Sermon Outline, August 10

Sermon notes for August 10: A Forerunner Before the Lord, Luke 1:57-80 INTRODUCTION John the Baptist’s motto was “He must increase, I must decrease” (John 3:30). Though Luke does not quote this saying, the early chapters of his gospel are written to illustrate exactly this . . . . Continue Reading »

Sermon Outline, August 3

I am preaching through Luke at Trinity Reformed Church, and I will be posting sermon notes at this site. Here are the notes from last week’s sermon: Things Fulfilled Among Us, Luke 1:1-56 INTRODUCTION Luke’s gospel is the first part of a two-volume work. Luke wrote his gospel to tell of . . . . Continue Reading »

Exhortation, August 10

At the beginning of the worship service at Trinity Reformed Church, where I’m serving as organizing pastor, I give an exhortation. Here is the exhortation for this week: This week, the House of Bishops of the Episcopal Church in the United States of America (ECUSA) confirmed Gene Robinson, an . . . . Continue Reading »

Graven Ideologies

Bruce Ellis Benson’s Graven Ideologies , a study of Nietzsche, Derrida, and Marion, confirms something I’ve suspected from my sketchy reading of Derrida. Benson says that Derrida emphasizes that all thought is set in a structure of “not yet but still to come.” This is . . . . Continue Reading »

Bakhtin

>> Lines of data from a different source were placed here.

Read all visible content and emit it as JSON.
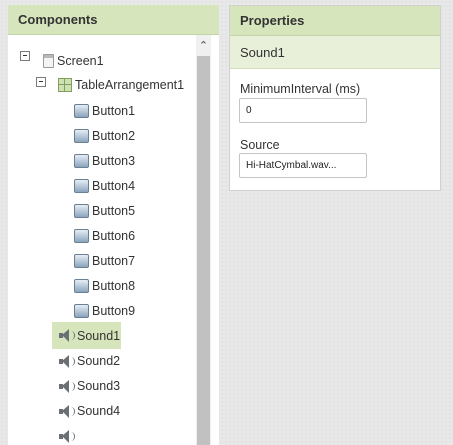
{
  "components_panel": {
    "title": "Components",
    "tree": {
      "screen": "Screen1",
      "table": "TableArrangement1",
      "buttons": [
        "Button1",
        "Button2",
        "Button3",
        "Button4",
        "Button5",
        "Button6",
        "Button7",
        "Button8",
        "Button9"
      ],
      "sounds": [
        "Sound1",
        "Sound2",
        "Sound3",
        "Sound4"
      ],
      "selected": "Sound1"
    },
    "scroll_up_icon": "chevron-up-icon"
  },
  "properties_panel": {
    "title": "Properties",
    "component_name": "Sound1",
    "fields": [
      {
        "label": "MinimumInterval (ms)",
        "value": "0"
      },
      {
        "label": "Source",
        "value": "Hi-HatCymbal.wav..."
      }
    ]
  }
}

I’ve been reading a good bit of Mikhail Bakhtin this summer, and have come across some pretty mind-blowing passages in his Dialogic Imagination and Rabelais and his World . The following quotations have to do with the role of humor in the Middle Ages and Renaissance. The laughing, . . . . Continue Reading »

Herem

Another article from Biblica , this time from 1991, on the use of ” herem ” (“the ban”) in 1 Kings 20:42, where it is part of the Lord’s complaint against Ahab after he lets Ben Hadad go free. Philip Stern argues that the author of Kings uses the word partly to . . . . Continue Reading »

Rebuilding of Jericho

There’s a neat little study of 1 Kings 16:34 (Hiel’s rebuilding of Jericho) in a 1996 issue of Biblica . Charles Conroy, the author, begins with a structural analysis of 1 Kings 16:29-34. He points out that grammatically the passage breaks down into an introductory statement (29a), a . . . . Continue Reading »